2. The phrase can be used to downplay legitimate guilt & sorrow over sin. We naturally want to comfort someone who confesses their sin, but not by suggesting their sin is no big deal.
3. The phrase confuses justification and sanctification.
This 3rd problem requires a bit more explanation . . .
Justification occurs at the moment of salvation and is God’s declaration that the sinner is now and forever righteous in His sight (due to the imputation of Christ’s righteousness).
Sanctification, on the other hand, is the continuing work of God in the life of the believer, making him or her actually holy. The word “holy” here means bearing an actual likeness to Christ in terms of our behavior, speech, attitude, etc.
As to God being pleased with us, this is how one theologian puts it:
God is pleased with us in justification (because of the righteousness of Christ), but He is not necessarily pleased with us in terms of our sanctification.
The theologian writes:
“It is analogous to the way parents think of their children. No matter what my son does, he will always be my son and I will love him (justification), but I am still concerned with his behavior and will give him loving discipline (sanctification).”
A Better Way?
I think this is a phrase we need to avoid. Instead, we need to do the harder work of making a proper distinction between justification & sanctification.
For a fellow believer overwhelmed with sin, we ought not downplay the sin, but assure him or her of God’s forgiveness through Christ.

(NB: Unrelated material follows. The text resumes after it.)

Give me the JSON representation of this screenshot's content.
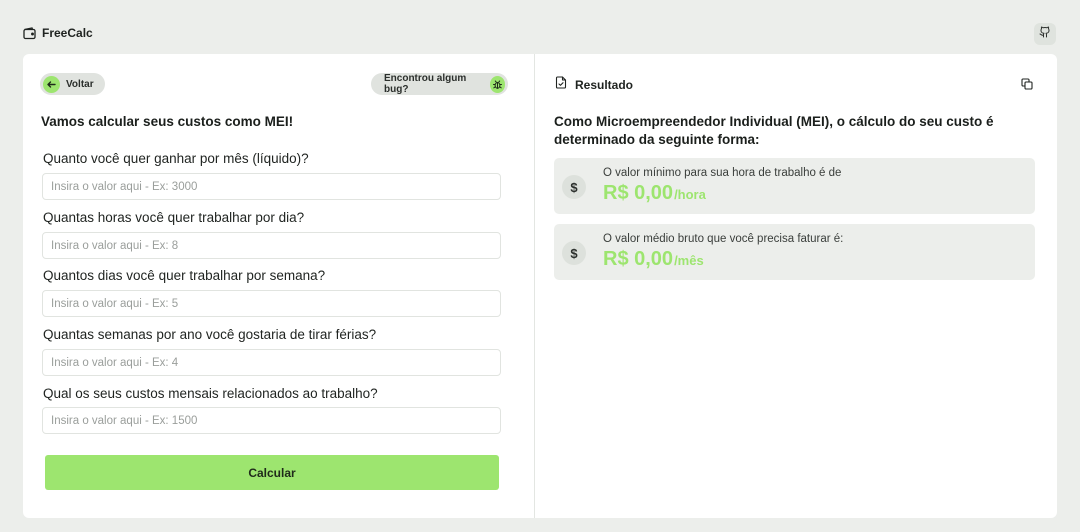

Source: Article adapted from an article on the Canon Fodder website.